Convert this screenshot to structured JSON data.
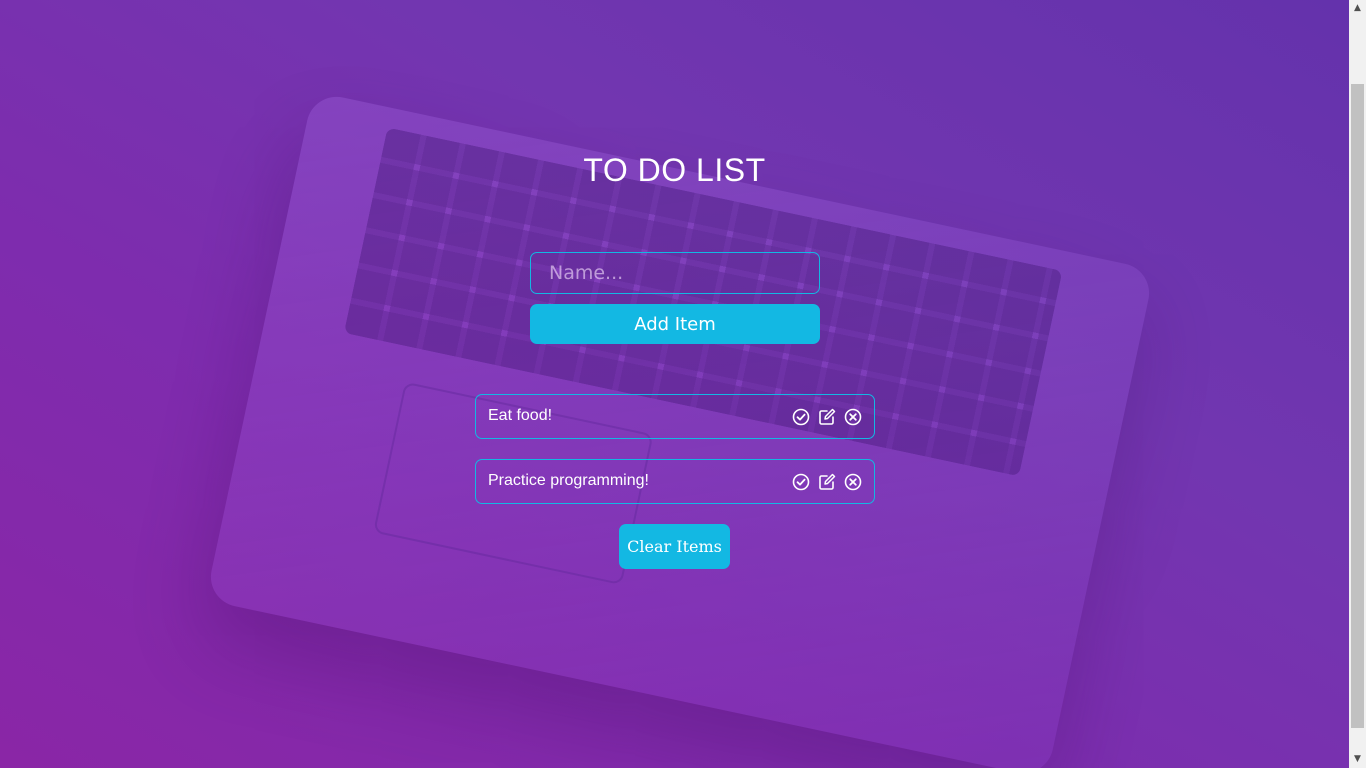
{
  "page": {
    "title": "TO DO LIST"
  },
  "form": {
    "placeholder": "Name...",
    "value": "",
    "add_label": "Add Item"
  },
  "items": [
    {
      "text": "Eat food!",
      "icons": [
        "check-circle-icon",
        "edit-icon",
        "close-circle-icon"
      ]
    },
    {
      "text": "Practice programming!",
      "icons": [
        "check-circle-icon",
        "edit-icon",
        "close-circle-icon"
      ]
    }
  ],
  "clear_label": "Clear Items",
  "colors": {
    "accent": "#13b8e3",
    "background": "#7a2cae",
    "text": "#ffffff"
  }
}
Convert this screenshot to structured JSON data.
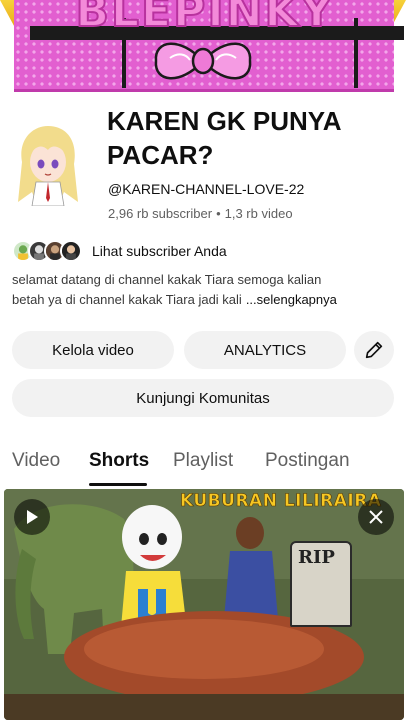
{
  "banner": {
    "text": "BLEPINKY"
  },
  "channel": {
    "name": "KAREN GK PUNYA PACAR?",
    "handle": "@KAREN-CHANNEL-LOVE-22",
    "subscribers": "2,96 rb subscriber",
    "separator": "•",
    "videos": "1,3 rb video",
    "subscribers_link": "Lihat subscriber Anda",
    "description_line1": "selamat datang di channel kakak Tiara semoga kalian",
    "description_line2": "betah ya di channel kakak Tiara jadi kali",
    "description_more": "...selengkapnya"
  },
  "buttons": {
    "manage_videos": "Kelola video",
    "analytics": "ANALYTICS",
    "community": "Kunjungi Komunitas"
  },
  "tabs": [
    {
      "label": "Video",
      "active": false
    },
    {
      "label": "Shorts",
      "active": true
    },
    {
      "label": "Playlist",
      "active": false
    },
    {
      "label": "Postingan",
      "active": false
    }
  ],
  "thumbnail": {
    "title": "KUBURAN LILIRAIRA",
    "sign": "RIP"
  },
  "icons": {
    "edit": "pencil-icon",
    "play": "play-icon",
    "close": "close-icon"
  },
  "colors": {
    "banner_pink": "#e25fd0",
    "banner_yellow": "#f6d23a",
    "button_bg": "#f2f2f2",
    "text_secondary": "#606060"
  }
}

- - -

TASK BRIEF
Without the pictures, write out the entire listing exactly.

RESPONSE BELOW
Convert this screenshot to structured JSON data.
{
  "page": {
    "title": "TO DO LIST"
  },
  "form": {
    "placeholder": "Name...",
    "value": "",
    "add_label": "Add Item"
  },
  "items": [
    {
      "text": "Eat food!",
      "icons": [
        "check-circle-icon",
        "edit-icon",
        "close-circle-icon"
      ]
    },
    {
      "text": "Practice programming!",
      "icons": [
        "check-circle-icon",
        "edit-icon",
        "close-circle-icon"
      ]
    }
  ],
  "clear_label": "Clear Items",
  "colors": {
    "accent": "#13b8e3",
    "background": "#7a2cae",
    "text": "#ffffff"
  }
}
Convert this screenshot to structured JSON data.
{
  "banner": {
    "text": "BLEPINKY"
  },
  "channel": {
    "name": "KAREN GK PUNYA PACAR?",
    "handle": "@KAREN-CHANNEL-LOVE-22",
    "subscribers": "2,96 rb subscriber",
    "separator": "•",
    "videos": "1,3 rb video",
    "subscribers_link": "Lihat subscriber Anda",
    "description_line1": "selamat datang di channel kakak Tiara semoga kalian",
    "description_line2": "betah ya di channel kakak Tiara jadi kali",
    "description_more": "...selengkapnya"
  },
  "buttons": {
    "manage_videos": "Kelola video",
    "analytics": "ANALYTICS",
    "community": "Kunjungi Komunitas"
  },
  "tabs": [
    {
      "label": "Video",
      "active": false
    },
    {
      "label": "Shorts",
      "active": true
    },
    {
      "label": "Playlist",
      "active": false
    },
    {
      "label": "Postingan",
      "active": false
    }
  ],
  "thumbnail": {
    "title": "KUBURAN LILIRAIRA",
    "sign": "RIP"
  },
  "icons": {
    "edit": "pencil-icon",
    "play": "play-icon",
    "close": "close-icon"
  },
  "colors": {
    "banner_pink": "#e25fd0",
    "banner_yellow": "#f6d23a",
    "button_bg": "#f2f2f2",
    "text_secondary": "#606060"
  }
}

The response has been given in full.